Yet Baidu.com doesn't have to worry much that the government's attempt at providing search will materially impact its own dominance. With Google out of the picture and an estimated 75% share of the search market to itself in China, it's never run afoul of the Chinese censors either. Baidu will likely remain the first choice people turn to when doing searches there, though CAPS member MOVIE52 would prefer to time entry points into the stock:

If China isn't growing what is?? Wait for this last breakout to subside a little then play tight spreads for decent gains. Try the Jun-140 Calls @ $7.35 for some frosting on that cake

Does a company's willingness to carry water for an oppressive regime carry any weight with your investing decisions? Let us know on the Baidu.com CAPS page or in the comments section below.

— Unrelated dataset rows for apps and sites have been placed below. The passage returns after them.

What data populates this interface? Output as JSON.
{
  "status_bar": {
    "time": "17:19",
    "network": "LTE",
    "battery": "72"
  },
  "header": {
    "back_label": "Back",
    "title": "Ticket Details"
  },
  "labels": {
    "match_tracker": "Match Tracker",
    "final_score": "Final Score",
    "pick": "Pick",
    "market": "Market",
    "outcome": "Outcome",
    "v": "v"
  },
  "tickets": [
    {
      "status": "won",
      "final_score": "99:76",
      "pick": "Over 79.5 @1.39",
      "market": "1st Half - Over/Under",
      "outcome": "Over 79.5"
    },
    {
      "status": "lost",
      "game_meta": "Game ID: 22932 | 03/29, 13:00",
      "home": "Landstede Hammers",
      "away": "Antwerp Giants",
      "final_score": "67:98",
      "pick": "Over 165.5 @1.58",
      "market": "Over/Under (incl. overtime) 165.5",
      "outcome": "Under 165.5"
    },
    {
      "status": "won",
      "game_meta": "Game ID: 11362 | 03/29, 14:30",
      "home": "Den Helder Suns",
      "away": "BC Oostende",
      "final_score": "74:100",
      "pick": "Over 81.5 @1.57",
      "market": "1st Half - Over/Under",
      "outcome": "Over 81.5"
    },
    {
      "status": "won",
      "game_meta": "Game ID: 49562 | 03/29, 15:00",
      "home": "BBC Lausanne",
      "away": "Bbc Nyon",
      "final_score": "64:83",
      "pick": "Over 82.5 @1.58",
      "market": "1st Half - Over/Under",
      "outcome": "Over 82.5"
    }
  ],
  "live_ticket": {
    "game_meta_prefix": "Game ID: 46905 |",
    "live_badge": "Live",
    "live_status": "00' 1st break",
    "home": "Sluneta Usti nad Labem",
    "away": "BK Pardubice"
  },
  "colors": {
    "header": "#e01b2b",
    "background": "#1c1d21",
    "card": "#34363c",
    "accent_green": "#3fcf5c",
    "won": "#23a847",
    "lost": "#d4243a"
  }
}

A mirror image
Does a high stock price encourage long-term investors? By the same token, does an astronomically high price tag keep investors for an even longer haul? If you follow the reasoning of Sardar Biglari, that's exactly what it means.

Biglari, CEO of Biglari Holdings -- formerly Steak n Shake -- gave the rationale for a 1-for-20 reverse stock split as wanting to encourage long-term investors in the stock. Now that it's trading north of $400 a share, Biglari wants to initiate another reverse split, this time 1-for-15, that would push the stock price to around $6,500 a share, and he's using the same argument: to "continue to attract long-term owners whose purpose is to prosper in concert with the Company's progress."

Biglari also wants to create a B class of shares, and with that move it wouldn't be unnatural to compare Biglari Holdings with Berkshire Hathaway, and Biglari himself with Warren Buffett. For many investors, though, regardless of where the stock is trading, that comparison falls well short of the mark.

CAPS All-Star kristm is also skeptical, commenting that Biglari himself is intentionally forcing the comparisons:

It's very intentional. The ticker, trying to buy insurance companies. But look at the core business. Steak n Shake isn't what it used to be and Western Fizzlin never was anything to write home about. I'm not sure how they're making any money right now, outside of trying to unload company O&O stores to franchisees.

You can add Biglari Holdings to the Fool's free portfolio tracker, and are free to draw your own conclusions on the Biglari Holdings CAPS page.

Triple-digit titans
If Biglari really wants to be Buffett, then bold bets like the Oracle took on Goldman Sachs in 2008 would truly set him apart from the pretenders. Buffet's decision back then to invest in Goldman and General Electric was predicated on his belief that the troika of Bernanke, Paulson, and a government ready and willing to prop up the country with massive infusions of tax dollars was all he needed to know it was going to turn out OK. While the politics of it were lousy, as investing insight, it was genius.

While my own feelings lie in the passion expressed by CAPS member JackSparra, the reality of the situation is undoubtedly closer to the tangled web noted by BullFighters:

Having Warren Buffett involved in the stock ( with the Obama connection and government), you cant go wrong.

Add Goldman Sachs to your watchlist to see whether good will ever truly triumph over evil.

Count to 10
These three-digit stocks might be on their way to even higher valuations. That's why it pays to start your own research in Motley Fool CAPS. Read a company's financial reports, scrutinize key data and charts, and examine the comments your fellow investors have made, all from a stock's CAPS page.

Google is a Motley Fool Inside Value recommendation. Baidu and Google are Motley Fool Rule Breakers picks. The Fool owns shares of Biglari Holdings, China Mobile, and Google. Try any of our Foolish newsletter services free for 30 days. We Fools may not all hold the same opinions, but we all believe that considering a diverse range of insights makes us better investors.

Fool contributor Rich Duprey does not have a financial position in any of the stocks mentioned in this article. You can see his holdings here. The Motley Fool has a disclosure policy.